on .NET, C# and unit testing

How to migrate from SVN to Git on Windows using Tortoise clients

November 03, 2012 | tags: version-control git svn


My setup is simple. I have external HDD hooked, where I got my local repositories (for both Git and SVN). Being local file storage, all the navigation/URIs is done with file:/// prefixing. For version control, I usually use both TortoiseGit and TortoiseSVN clients, but now, I wanted to move one of my project from SVN repository to Git repository. It all seemed simple:

Unfortunatelly, TortoiseGit had other plans and displayed such error message:

Couldn’t open a repository: Unable to open an ra_local session to URL: Unable to open repository ‘file:///F:/SVN_Repository/Project/trunk’: Expected FS format ‘2’; found format ‘4’ at …
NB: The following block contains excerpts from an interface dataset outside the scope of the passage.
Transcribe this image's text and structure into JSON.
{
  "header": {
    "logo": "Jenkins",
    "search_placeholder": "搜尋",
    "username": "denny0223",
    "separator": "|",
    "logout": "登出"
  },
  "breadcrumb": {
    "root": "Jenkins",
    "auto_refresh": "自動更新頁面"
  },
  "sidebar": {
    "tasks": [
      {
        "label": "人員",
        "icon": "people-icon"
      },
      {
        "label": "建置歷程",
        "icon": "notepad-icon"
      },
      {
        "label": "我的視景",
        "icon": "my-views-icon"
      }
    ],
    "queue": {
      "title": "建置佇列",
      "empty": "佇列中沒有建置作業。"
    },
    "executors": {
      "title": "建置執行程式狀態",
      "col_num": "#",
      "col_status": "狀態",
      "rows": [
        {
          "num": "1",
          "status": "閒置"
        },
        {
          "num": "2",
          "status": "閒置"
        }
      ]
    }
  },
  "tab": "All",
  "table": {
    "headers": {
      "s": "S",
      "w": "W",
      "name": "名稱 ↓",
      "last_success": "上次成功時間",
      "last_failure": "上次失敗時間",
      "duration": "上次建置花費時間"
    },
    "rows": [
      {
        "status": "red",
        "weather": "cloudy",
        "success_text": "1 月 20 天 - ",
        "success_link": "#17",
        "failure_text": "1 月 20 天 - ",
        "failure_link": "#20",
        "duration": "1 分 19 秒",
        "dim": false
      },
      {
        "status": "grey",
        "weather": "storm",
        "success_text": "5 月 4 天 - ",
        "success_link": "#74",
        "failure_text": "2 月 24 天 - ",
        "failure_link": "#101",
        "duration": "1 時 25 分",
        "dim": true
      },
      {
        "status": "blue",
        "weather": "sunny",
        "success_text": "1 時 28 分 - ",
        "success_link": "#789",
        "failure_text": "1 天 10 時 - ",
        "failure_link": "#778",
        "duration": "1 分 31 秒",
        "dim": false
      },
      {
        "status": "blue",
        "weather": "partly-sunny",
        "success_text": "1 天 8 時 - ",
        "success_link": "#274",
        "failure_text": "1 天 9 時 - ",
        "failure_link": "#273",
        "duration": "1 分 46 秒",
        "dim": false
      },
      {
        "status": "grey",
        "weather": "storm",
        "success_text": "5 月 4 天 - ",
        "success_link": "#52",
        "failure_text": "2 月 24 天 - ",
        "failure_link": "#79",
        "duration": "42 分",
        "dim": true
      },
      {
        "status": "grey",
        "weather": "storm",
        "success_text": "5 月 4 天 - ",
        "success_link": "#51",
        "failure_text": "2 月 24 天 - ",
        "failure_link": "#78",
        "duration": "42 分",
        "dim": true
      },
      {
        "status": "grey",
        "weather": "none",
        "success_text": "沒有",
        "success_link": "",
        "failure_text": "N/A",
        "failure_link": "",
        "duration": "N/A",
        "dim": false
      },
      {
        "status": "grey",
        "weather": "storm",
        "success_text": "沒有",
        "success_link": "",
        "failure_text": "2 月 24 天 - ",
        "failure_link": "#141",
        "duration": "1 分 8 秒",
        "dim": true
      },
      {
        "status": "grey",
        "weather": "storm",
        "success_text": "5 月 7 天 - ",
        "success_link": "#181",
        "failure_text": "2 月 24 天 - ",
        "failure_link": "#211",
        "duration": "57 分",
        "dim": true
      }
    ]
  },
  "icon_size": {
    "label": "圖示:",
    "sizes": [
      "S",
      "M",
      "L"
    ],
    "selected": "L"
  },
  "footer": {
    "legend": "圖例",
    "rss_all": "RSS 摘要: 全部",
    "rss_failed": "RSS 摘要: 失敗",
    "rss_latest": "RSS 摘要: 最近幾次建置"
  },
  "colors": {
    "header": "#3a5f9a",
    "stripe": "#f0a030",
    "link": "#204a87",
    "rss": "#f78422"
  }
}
After some quick googling, it turned out to be well-known issue with TortoiseGit, and solution was apparently simple - all you have to do is serve SVN repository to Git via svnserve service:

  1. First, you need to get and install1 svnserve.exe. I wasn’t able to find it anywhere on my box, so I figured it doesn’t come with typical TortoiseSVN installation.
  2. Turns out it (svnserve.exe) comes with Subversion. I’ve grabbed Subversion installer from SlikSVN. You can get whichever you like, just make sure it comes with svnserve.exe (as this is our main star in this show).
  3. When installing, double check that SVNServe is actually going to be installed (for example, typical install of SlikSVN I used didn’t have it, so I had to manually select it in custom install).
  4. Once installation completes, navigate to installation directory and start svnserve.exe process, pointing it to your local SVN repository:

    >cd "C:\Program Files\SlikSvn\bin"

    >svnserve.exe --daemon --root F:\SVN_Repository

  5. To verify whether svnserve hooked up to your repository correctly, open Repo-browser for project you are migrating. The URL should use old format, with file:///SVN_Repository prefix - you need to replace it with svn://localhost/:


  6. If repo browser window correctly displays your project structure, it’s all good.
  7. Now, all you need to do is use git clone which failed at the very beginning (this will take a while as Git is going to rewrite entire commits history into its own format):

git clone

At this point it is job done. However, I didn’t really like that Git was hooked to SVN (context menu has extra svn-related commands, which I didn’t plan to use) and all that weirdness, so I decided to push entire project into brand new Git repository and clone that to my working directory:

  1. Create bare repo for your project in external storage directory (F:\GIT_Repository\Project).
  2. Point your SVN-migrated, now Git project’s origin to that repository (put bare repo path into URL box of TortoiseGit -> Push -> (Destination) Manage window).
  3. Push master to your new repository (this will naturally push entire commits history).
  4. git clone project from Git repository to your local workspace.

SVN has left the building, and the only reminiscence of it is git-svn-id tag in your commits history. For the sake of completeness, rebuild your project and run unit tests :-)

  1. There was a tiny tutorial at TortoiseSVN website but it seems to be gone. Follow guide from SilkSVN website instead.